Start of Dataset content

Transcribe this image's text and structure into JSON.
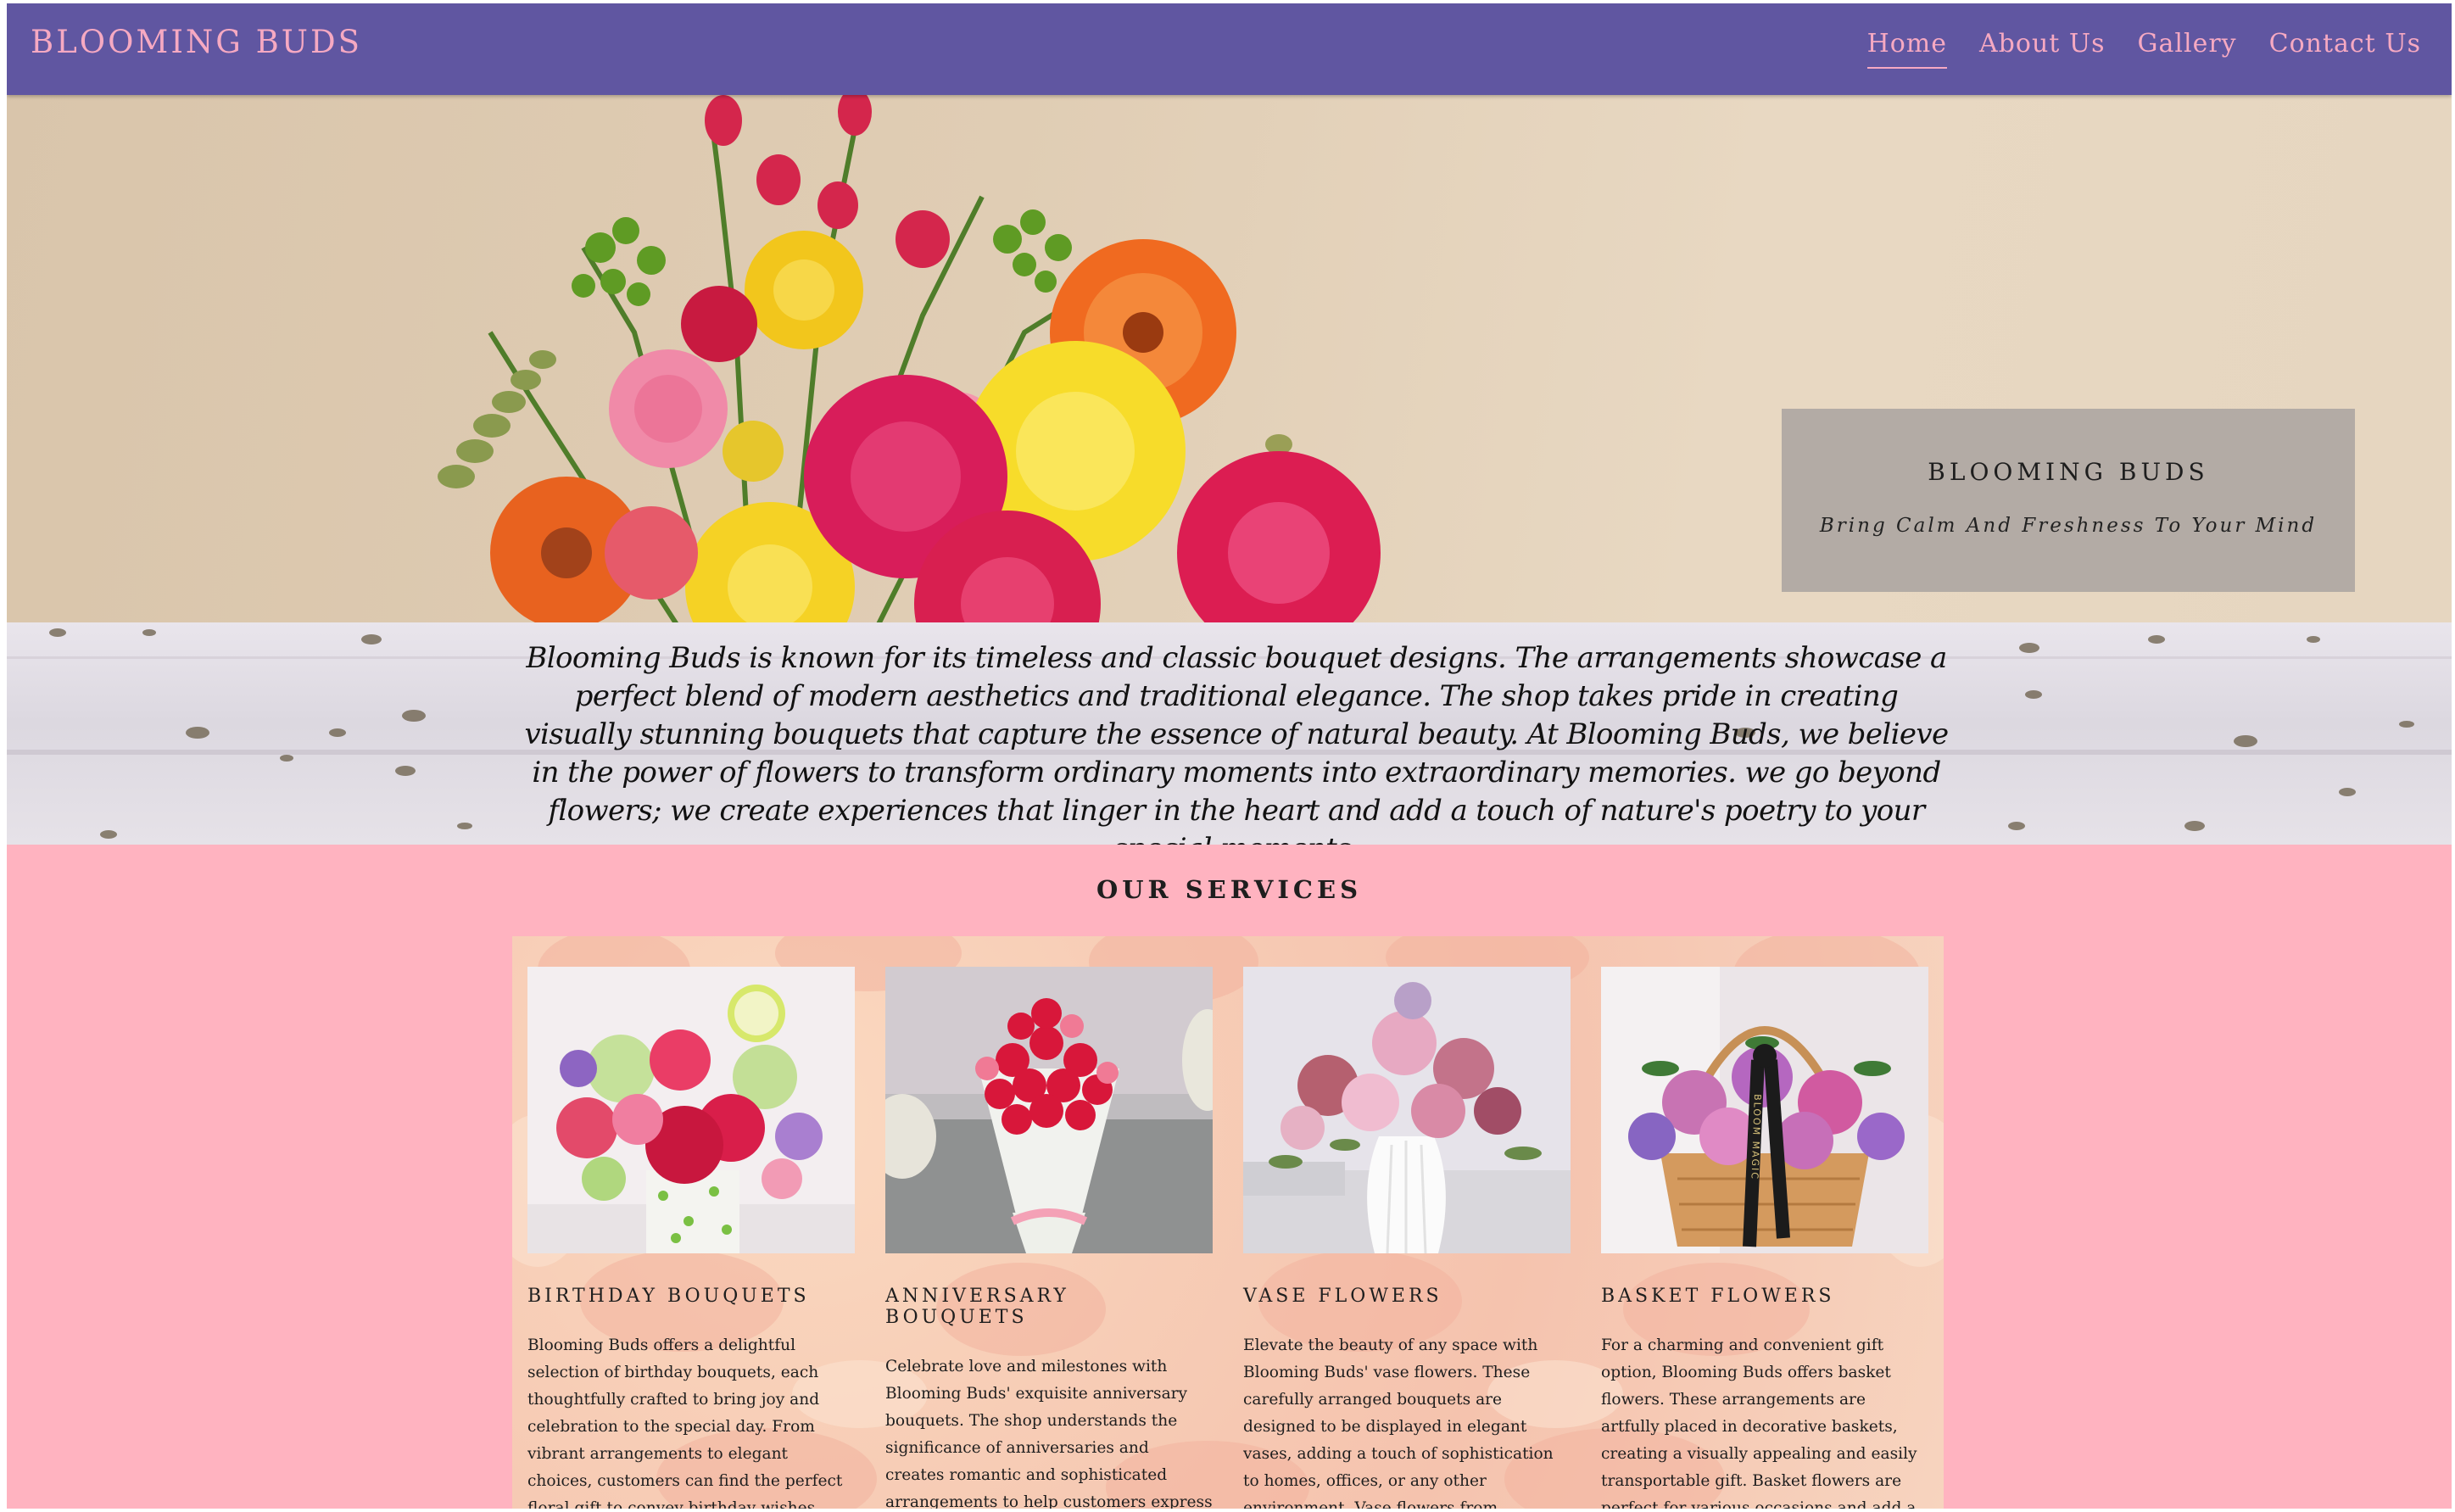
{
  "header": {
    "brand": "BLOOMING BUDS",
    "nav": [
      "Home",
      "About Us",
      "Gallery",
      "Contact Us"
    ],
    "active_nav": "Home"
  },
  "hero": {
    "card_title": "BLOOMING BUDS",
    "card_subtitle": "Bring Calm And Freshness To Your Mind"
  },
  "intro": {
    "text": "Blooming Buds is known for its timeless and classic bouquet designs. The arrangements showcase a perfect blend of modern aesthetics and traditional elegance. The shop takes pride in creating visually stunning bouquets that capture the essence of natural beauty. At Blooming Buds, we believe in the power of flowers to transform ordinary moments into extraordinary memories. we go beyond flowers; we create experiences that linger in the heart and add a touch of nature's poetry to your special moments."
  },
  "services": {
    "title": "OUR SERVICES",
    "items": [
      {
        "title": "BIRTHDAY BOUQUETS",
        "text": "Blooming Buds offers a delightful selection of birthday bouquets, each thoughtfully crafted to bring joy and celebration to the special day. From vibrant arrangements to elegant choices, customers can find the perfect floral gift to convey birthday wishes.",
        "image_icon": "birthday-bouquet-image"
      },
      {
        "title": "ANNIVERSARY BOUQUETS",
        "text": "Celebrate love and milestones with Blooming Buds' exquisite anniversary bouquets. The shop understands the significance of anniversaries and creates romantic and sophisticated arrangements to help customers express their love and commitment.",
        "image_icon": "anniversary-bouquet-image"
      },
      {
        "title": "VASE FLOWERS",
        "text": "Elevate the beauty of any space with Blooming Buds' vase flowers. These carefully arranged bouquets are designed to be displayed in elegant vases, adding a touch of sophistication to homes, offices, or any other environment. Vase flowers from Blooming Buds make for lasting and stylish gifts.",
        "image_icon": "vase-flowers-image"
      },
      {
        "title": "BASKET FLOWERS",
        "text": "For a charming and convenient gift option, Blooming Buds offers basket flowers. These arrangements are artfully placed in decorative baskets, creating a visually appealing and easily transportable gift. Basket flowers are perfect for various occasions and add a touch of charm to any",
        "image_icon": "basket-flowers-image",
        "ribbon_text": "BLOOM MAGIC"
      }
    ]
  },
  "colors": {
    "navbar": "#6056a1",
    "brand_pink": "#f6a9c2",
    "services_bg": "#ffb3c0",
    "hero_card": "#b3aba5"
  }
}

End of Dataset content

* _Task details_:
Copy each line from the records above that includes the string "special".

* _Solved exercise_:
    "text": "Blooming Buds is known for its timeless and classic bouquet designs. The arrangements showcase a perfect blend of modern aesthetics and traditional elegance. The shop takes pride in creating visually stunning bouquets that capture the essence of natural beauty. At Blooming Buds, we believe in the power of flowers to transform ordinary moments into extraordinary memories. we go beyond flowers; we create experiences that linger in the heart and add a touch of nature's poetry to your special moments."
        "text": "Blooming Buds offers a delightful selection of birthday bouquets, each thoughtfully crafted to bring joy and celebration to the special day. From vibrant arrangements to elegant choices, customers can find the perfect floral gift to convey birthday wishes.",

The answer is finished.